## Task to carry out
Without the images, reproduce each line of the material exactly.
==============================
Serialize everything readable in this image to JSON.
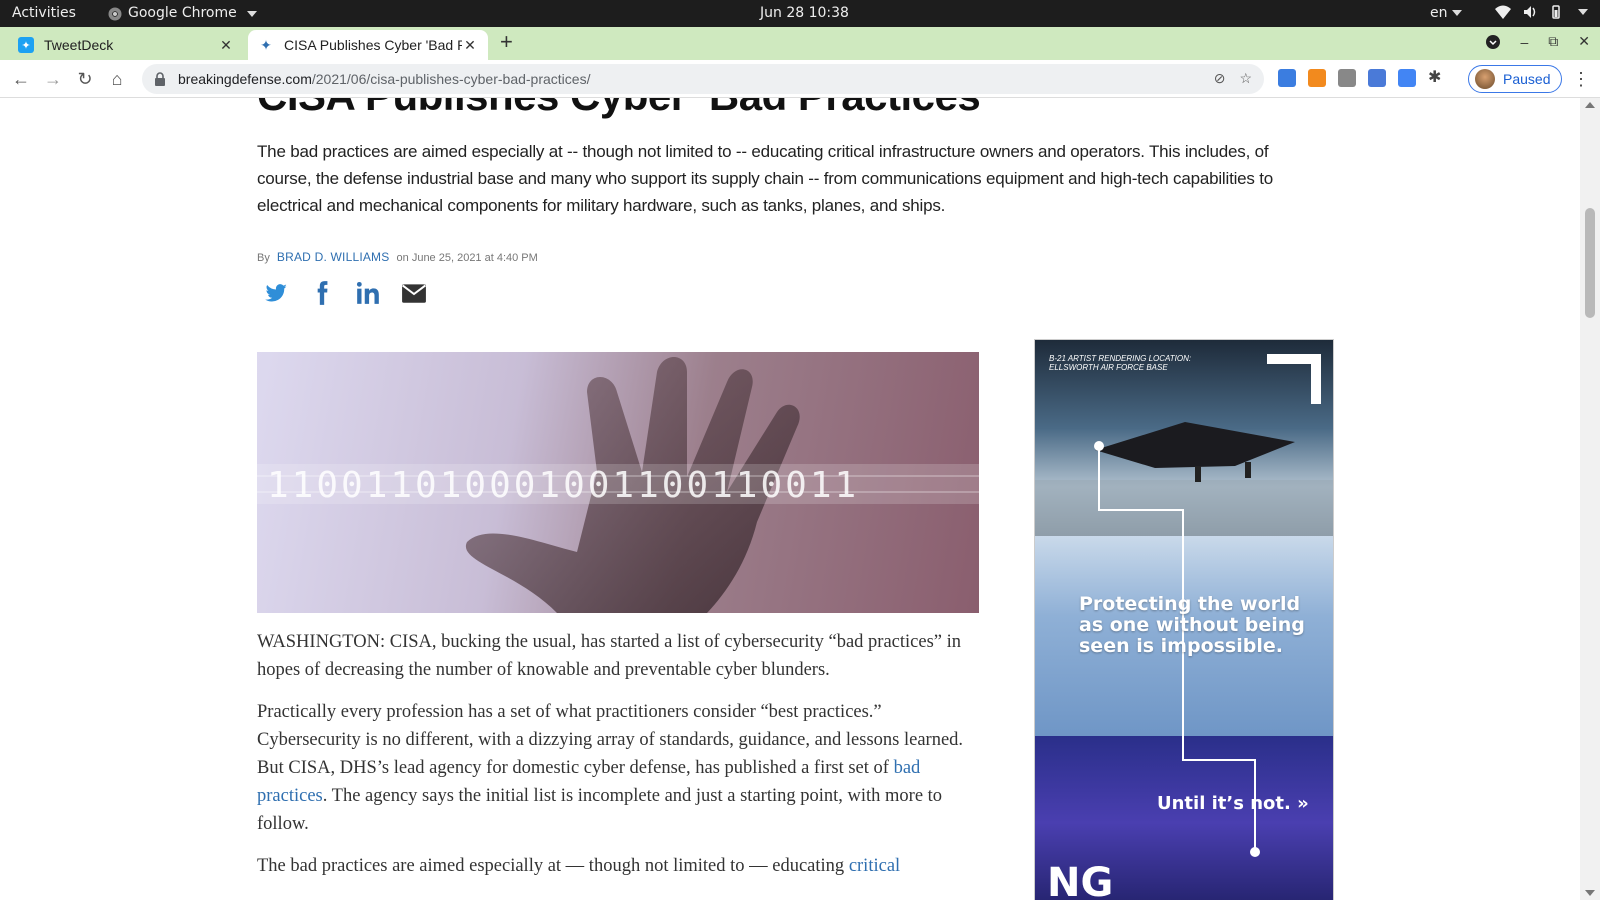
{
  "system_bar": {
    "activities": "Activities",
    "app_name": "Google Chrome",
    "clock": "Jun 28  10:38",
    "language": "en"
  },
  "tabs": [
    {
      "title": "TweetDeck",
      "favicon": "twitter-icon",
      "active": false
    },
    {
      "title": "CISA Publishes Cyber 'Bad Practices'",
      "favicon": "site-icon",
      "active": true
    }
  ],
  "omnibox": {
    "domain": "breakingdefense.com",
    "path": "/2021/06/cisa-publishes-cyber-bad-practices/"
  },
  "profile": {
    "label": "Paused"
  },
  "article": {
    "title": "CISA Publishes Cyber ‘Bad Practices’",
    "dek": "The bad practices are aimed especially at -- though not limited to -- educating critical infrastructure owners and operators. This includes, of course, the defense industrial base and many who support its supply chain -- from communications equipment and high-tech capabilities to electrical and mechanical components for military hardware, such as tanks, planes, and ships.",
    "byline_prefix": "By",
    "author": "Brad D. Williams",
    "date": "on June 25, 2021 at 4:40 PM",
    "paragraph1": "WASHINGTON: CISA, bucking the usual, has started a list of cybersecurity “bad practices” in hopes of decreasing the number of knowable and preventable cyber blunders.",
    "paragraph2_a": "Practically every profession has a set of what practitioners consider “best practices.” Cybersecurity is no different, with a dizzying array of standards, guidance, and lessons learned. But CISA, DHS’s lead agency for domestic cyber defense, has published a first set of ",
    "paragraph2_link": "bad practices",
    "paragraph2_b": ". The agency says the initial list is incomplete and just a starting point, with more to follow.",
    "paragraph3_a": "The bad practices are aimed especially at — though not limited to — educating ",
    "paragraph3_link": "critical"
  },
  "hero_image": {
    "binary_text": "110011010001001100110011"
  },
  "ad": {
    "caption": "B-21 artist rendering location: Ellsworth Air Force Base",
    "headline": "Protecting the world as one without being seen is impossible.",
    "cta": "Until it’s not. »",
    "logo": "NG"
  },
  "colors": {
    "link": "#2f6fb0",
    "tabstrip": "#cfe9bf",
    "profile": "#1a5fd3"
  }
}
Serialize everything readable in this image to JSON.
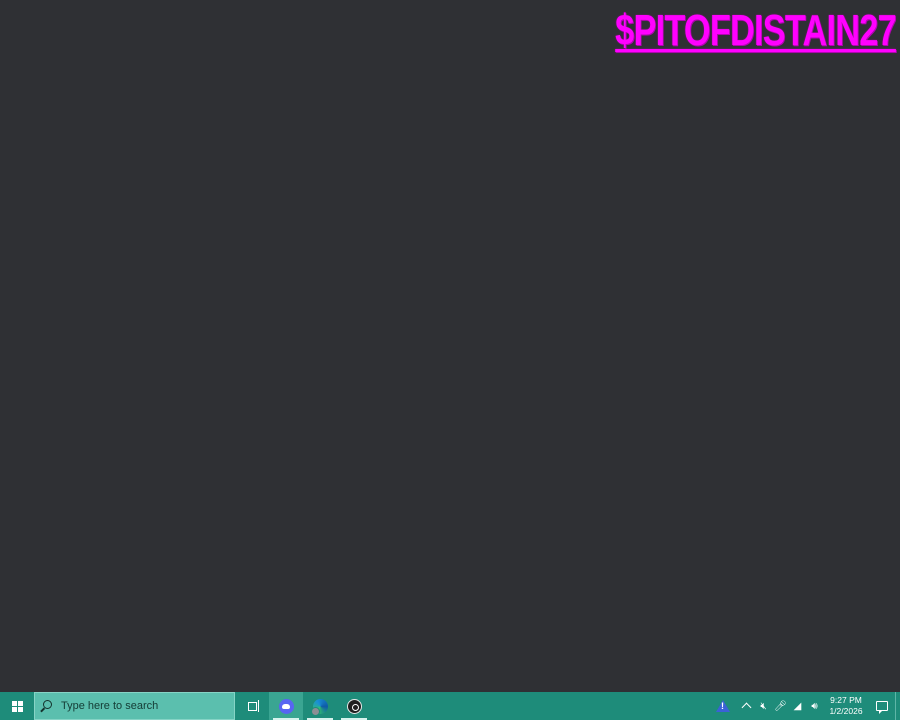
{
  "desktop": {
    "watermark_text": "$PITOFDISTAIN27",
    "background": "#2f3034",
    "watermark_color": "#ff00ff"
  },
  "taskbar": {
    "background": "#1e8c7a",
    "search": {
      "placeholder": "Type here to search"
    },
    "pinned_apps": [
      {
        "name": "task-view",
        "icon": "task-view-icon"
      },
      {
        "name": "discord",
        "icon": "discord-icon",
        "active": true
      },
      {
        "name": "edge",
        "icon": "edge-icon",
        "running": true
      },
      {
        "name": "obs-studio",
        "icon": "obs-icon",
        "running": true
      }
    ],
    "tray": {
      "icons": [
        "warning-icon",
        "chevron-up-icon",
        "muted-notifications-icon",
        "microphone-icon",
        "network-icon",
        "volume-icon"
      ],
      "time": "9:27 PM",
      "date": "1/2/2026"
    }
  }
}
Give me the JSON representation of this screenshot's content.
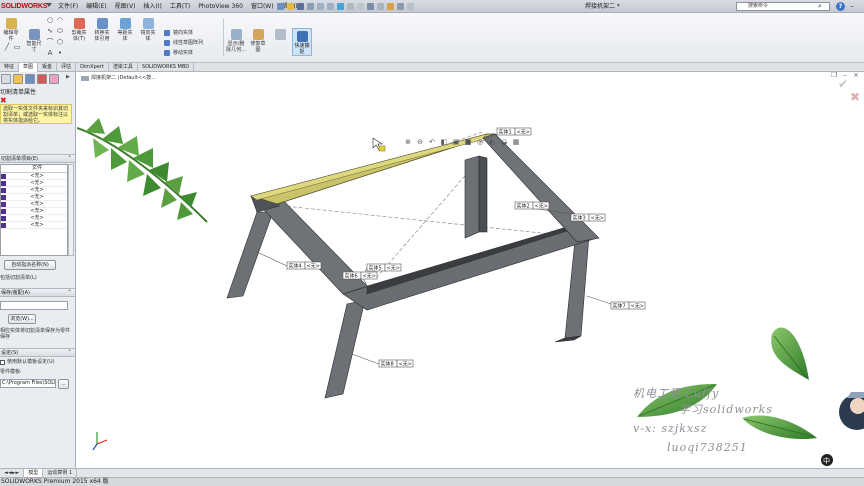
{
  "app": {
    "logo": "SOLIDWORKS",
    "document_title": "焊接机架二 *",
    "edition": "SOLIDWORKS Premium 2015 x64 版"
  },
  "menu": [
    "文件(F)",
    "编辑(E)",
    "视图(V)",
    "插入(I)",
    "工具(T)",
    "PhotoView 360",
    "窗口(W)",
    "帮助(H)"
  ],
  "search": {
    "placeholder": "搜索命令"
  },
  "command_manager": {
    "buttons": [
      {
        "label": "编辑零\n件",
        "icon": "edit-part-icon"
      },
      {
        "label": "智能尺\n寸",
        "icon": "smart-dimension-icon"
      },
      {
        "label": "剪裁实\n体(T)",
        "icon": "trim-entities-icon"
      },
      {
        "label": "转换实\n体引用",
        "icon": "convert-entities-icon"
      },
      {
        "label": "等距实\n体",
        "icon": "offset-entities-icon"
      },
      {
        "label": "镜向实\n体",
        "icon": "mirror-entities-icon"
      },
      {
        "label": "显示/删\n除几何...",
        "icon": "display-relations-icon"
      },
      {
        "label": "修复草\n图",
        "icon": "repair-sketch-icon"
      },
      {
        "label": "快速捕\n捉",
        "icon": "quick-snaps-icon"
      }
    ],
    "small_items": [
      "镜向实体",
      "线性草图阵列",
      "移动实体"
    ]
  },
  "command_tabs": [
    {
      "label": "特征",
      "active": false
    },
    {
      "label": "草图",
      "active": true
    },
    {
      "label": "钣金",
      "active": false
    },
    {
      "label": "评估",
      "active": false
    },
    {
      "label": "DimXpert",
      "active": false
    },
    {
      "label": "渲染工具",
      "active": false
    },
    {
      "label": "SOLIDWORKS MBD",
      "active": false
    }
  ],
  "property_manager": {
    "title": "切割清单属性",
    "message": "选取一实体文件夹来标识其切割清单；或选取一实体标注以将实体指派给它。",
    "cut_list_group": "切割清单项目(E)",
    "cut_table": {
      "header": "文件",
      "rows": [
        "<无>",
        "<无>",
        "<无>",
        "<无>",
        "<无>",
        "<无>",
        "<无>",
        "<无>"
      ]
    },
    "auto_name_button": "自动指派名称(N)",
    "cut_list_check": "包括切割清单(L)",
    "template_group": "保存/装配(A)",
    "browse_button": "浏览(W)...",
    "note": "相应实体将切割清单保存为零件保存",
    "settings_group": "设定(S)",
    "default_template_check": "使用默认模板设定(U)",
    "template_label": "零件模板:",
    "template_path": "C:\\Program Files\\SOLIDWORKS",
    "template_browse": "..."
  },
  "graphics": {
    "tree_flyout": "焊接机架二 (Default<<按...",
    "callout_label": "实体",
    "callout_value": "<无>",
    "callouts": [
      {
        "id": "1",
        "number": "1"
      },
      {
        "id": "2",
        "number": "2"
      },
      {
        "id": "3",
        "number": "3"
      },
      {
        "id": "4",
        "number": "4"
      },
      {
        "id": "5",
        "number": "5"
      },
      {
        "id": "6",
        "number": "6"
      },
      {
        "id": "7",
        "number": "7"
      },
      {
        "id": "8",
        "number": "8"
      }
    ],
    "watermark": [
      "机电工程 Luffy",
      "学习solidworks",
      "v-x: szjkxsz",
      "luoqi738251"
    ]
  },
  "bottom_tabs": [
    {
      "label": "模型",
      "active": true
    },
    {
      "label": "运动算例 1",
      "active": false
    }
  ],
  "colors": {
    "selected_member": "#c9c36a",
    "frame_gray": "#5e6166",
    "frame_dark": "#3a3c40",
    "leaf_green": "#4a9a3a",
    "swatch_purple": "#55308f",
    "message_yellow": "#fff6a3"
  }
}
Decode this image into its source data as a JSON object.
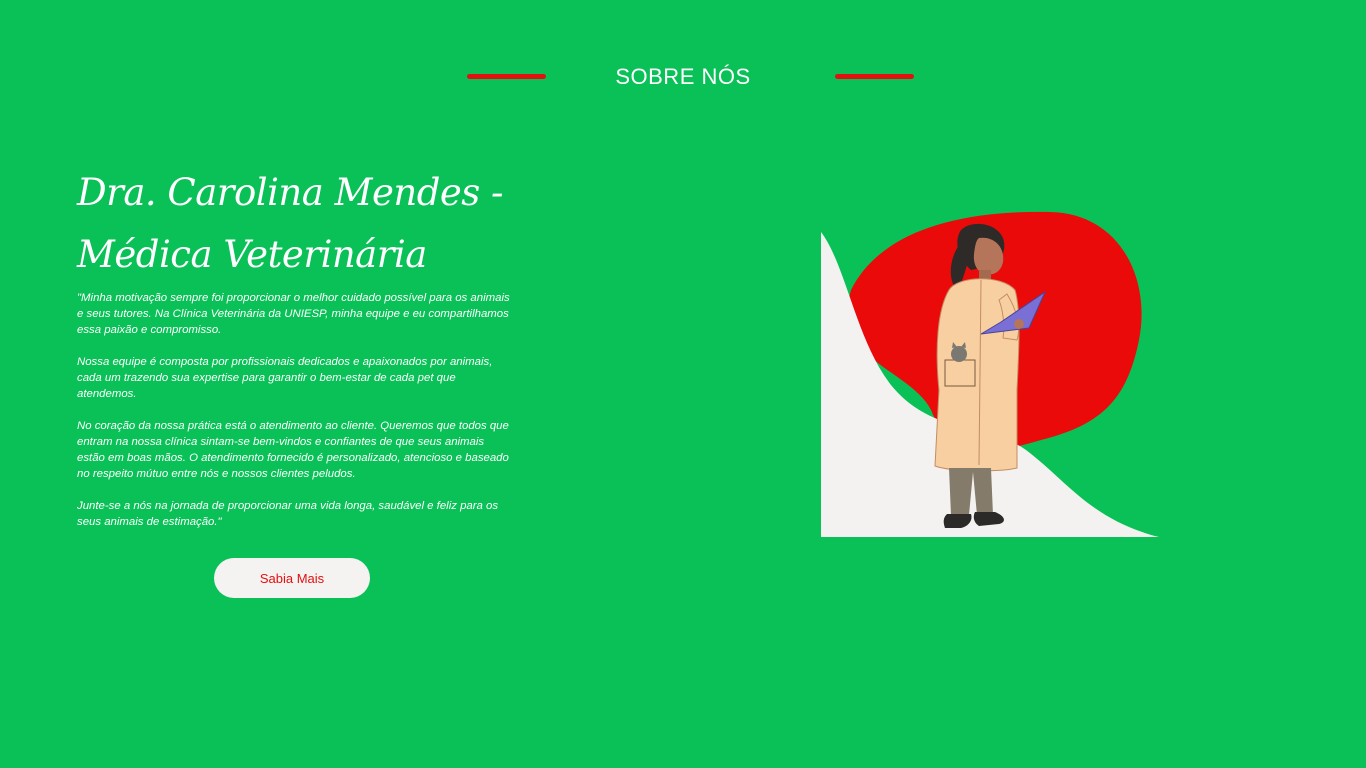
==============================
## Task result
Serialize everything readable in this image to JSON.
{
  "system_bar": {
    "activities": "Activities",
    "app_name": "Google Chrome",
    "clock": "Jun 28  10:38",
    "language": "en"
  },
  "tabs": [
    {
      "title": "TweetDeck",
      "favicon": "twitter-icon",
      "active": false
    },
    {
      "title": "CISA Publishes Cyber 'Bad Practices'",
      "favicon": "site-icon",
      "active": true
    }
  ],
  "omnibox": {
    "domain": "breakingdefense.com",
    "path": "/2021/06/cisa-publishes-cyber-bad-practices/"
  },
  "profile": {
    "label": "Paused"
  },
  "article": {
    "title": "CISA Publishes Cyber ‘Bad Practices’",
    "dek": "The bad practices are aimed especially at -- though not limited to -- educating critical infrastructure owners and operators. This includes, of course, the defense industrial base and many who support its supply chain -- from communications equipment and high-tech capabilities to electrical and mechanical components for military hardware, such as tanks, planes, and ships.",
    "byline_prefix": "By",
    "author": "Brad D. Williams",
    "date": "on June 25, 2021 at 4:40 PM",
    "paragraph1": "WASHINGTON: CISA, bucking the usual, has started a list of cybersecurity “bad practices” in hopes of decreasing the number of knowable and preventable cyber blunders.",
    "paragraph2_a": "Practically every profession has a set of what practitioners consider “best practices.” Cybersecurity is no different, with a dizzying array of standards, guidance, and lessons learned. But CISA, DHS’s lead agency for domestic cyber defense, has published a first set of ",
    "paragraph2_link": "bad practices",
    "paragraph2_b": ". The agency says the initial list is incomplete and just a starting point, with more to follow.",
    "paragraph3_a": "The bad practices are aimed especially at — though not limited to — educating ",
    "paragraph3_link": "critical"
  },
  "hero_image": {
    "binary_text": "110011010001001100110011"
  },
  "ad": {
    "caption": "B-21 artist rendering location: Ellsworth Air Force Base",
    "headline": "Protecting the world as one without being seen is impossible.",
    "cta": "Until it’s not. »",
    "logo": "NG"
  },
  "colors": {
    "link": "#2f6fb0",
    "tabstrip": "#cfe9bf",
    "profile": "#1a5fd3"
  }
}
Serialize everything readable in this image to JSON.
{
  "desktop": {
    "watermark_text": "$PITOFDISTAIN27",
    "background": "#2f3034",
    "watermark_color": "#ff00ff"
  },
  "taskbar": {
    "background": "#1e8c7a",
    "search": {
      "placeholder": "Type here to search"
    },
    "pinned_apps": [
      {
        "name": "task-view",
        "icon": "task-view-icon"
      },
      {
        "name": "discord",
        "icon": "discord-icon",
        "active": true
      },
      {
        "name": "edge",
        "icon": "edge-icon",
        "running": true
      },
      {
        "name": "obs-studio",
        "icon": "obs-icon",
        "running": true
      }
    ],
    "tray": {
      "icons": [
        "warning-icon",
        "chevron-up-icon",
        "muted-notifications-icon",
        "microphone-icon",
        "network-icon",
        "volume-icon"
      ],
      "time": "9:27 PM",
      "date": "1/2/2026"
    }
  }
}
Give me the JSON representation of this screenshot's content.
{
  "app": {
    "logo": "SOLIDWORKS",
    "document_title": "焊接机架二 *",
    "edition": "SOLIDWORKS Premium 2015 x64 版"
  },
  "menu": [
    "文件(F)",
    "编辑(E)",
    "视图(V)",
    "插入(I)",
    "工具(T)",
    "PhotoView 360",
    "窗口(W)",
    "帮助(H)"
  ],
  "search": {
    "placeholder": "搜索命令"
  },
  "command_manager": {
    "buttons": [
      {
        "label": "编辑零\n件",
        "icon": "edit-part-icon"
      },
      {
        "label": "智能尺\n寸",
        "icon": "smart-dimension-icon"
      },
      {
        "label": "剪裁实\n体(T)",
        "icon": "trim-entities-icon"
      },
      {
        "label": "转换实\n体引用",
        "icon": "convert-entities-icon"
      },
      {
        "label": "等距实\n体",
        "icon": "offset-entities-icon"
      },
      {
        "label": "镜向实\n体",
        "icon": "mirror-entities-icon"
      },
      {
        "label": "显示/删\n除几何...",
        "icon": "display-relations-icon"
      },
      {
        "label": "修复草\n图",
        "icon": "repair-sketch-icon"
      },
      {
        "label": "快速捕\n捉",
        "icon": "quick-snaps-icon"
      }
    ],
    "small_items": [
      "镜向实体",
      "线性草图阵列",
      "移动实体"
    ]
  },
  "command_tabs": [
    {
      "label": "特征",
      "active": false
    },
    {
      "label": "草图",
      "active": true
    },
    {
      "label": "钣金",
      "active": false
    },
    {
      "label": "评估",
      "active": false
    },
    {
      "label": "DimXpert",
      "active": false
    },
    {
      "label": "渲染工具",
      "active": false
    },
    {
      "label": "SOLIDWORKS MBD",
      "active": false
    }
  ],
  "property_manager": {
    "title": "切割清单属性",
    "message": "选取一实体文件夹来标识其切割清单；或选取一实体标注以将实体指派给它。",
    "cut_list_group": "切割清单项目(E)",
    "cut_table": {
      "header": "文件",
      "rows": [
        "<无>",
        "<无>",
        "<无>",
        "<无>",
        "<无>",
        "<无>",
        "<无>",
        "<无>"
      ]
    },
    "auto_name_button": "自动指派名称(N)",
    "cut_list_check": "包括切割清单(L)",
    "template_group": "保存/装配(A)",
    "browse_button": "浏览(W)...",
    "note": "相应实体将切割清单保存为零件保存",
    "settings_group": "设定(S)",
    "default_template_check": "使用默认模板设定(U)",
    "template_label": "零件模板:",
    "template_path": "C:\\Program Files\\SOLIDWORKS",
    "template_browse": "..."
  },
  "graphics": {
    "tree_flyout": "焊接机架二 (Default<<按...",
    "callout_label": "实体",
    "callout_value": "<无>",
    "callouts": [
      {
        "id": "1",
        "number": "1"
      },
      {
        "id": "2",
        "number": "2"
      },
      {
        "id": "3",
        "number": "3"
      },
      {
        "id": "4",
        "number": "4"
      },
      {
        "id": "5",
        "number": "5"
      },
      {
        "id": "6",
        "number": "6"
      },
      {
        "id": "7",
        "number": "7"
      },
      {
        "id": "8",
        "number": "8"
      }
    ],
    "watermark": [
      "机电工程 Luffy",
      "学习solidworks",
      "v-x: szjkxsz",
      "luoqi738251"
    ]
  },
  "bottom_tabs": [
    {
      "label": "模型",
      "active": true
    },
    {
      "label": "运动算例 1",
      "active": false
    }
  ],
  "colors": {
    "selected_member": "#c9c36a",
    "frame_gray": "#5e6166",
    "frame_dark": "#3a3c40",
    "leaf_green": "#4a9a3a",
    "swatch_purple": "#55308f",
    "message_yellow": "#fff6a3"
  }
}
Decode this image into its source data as a JSON object.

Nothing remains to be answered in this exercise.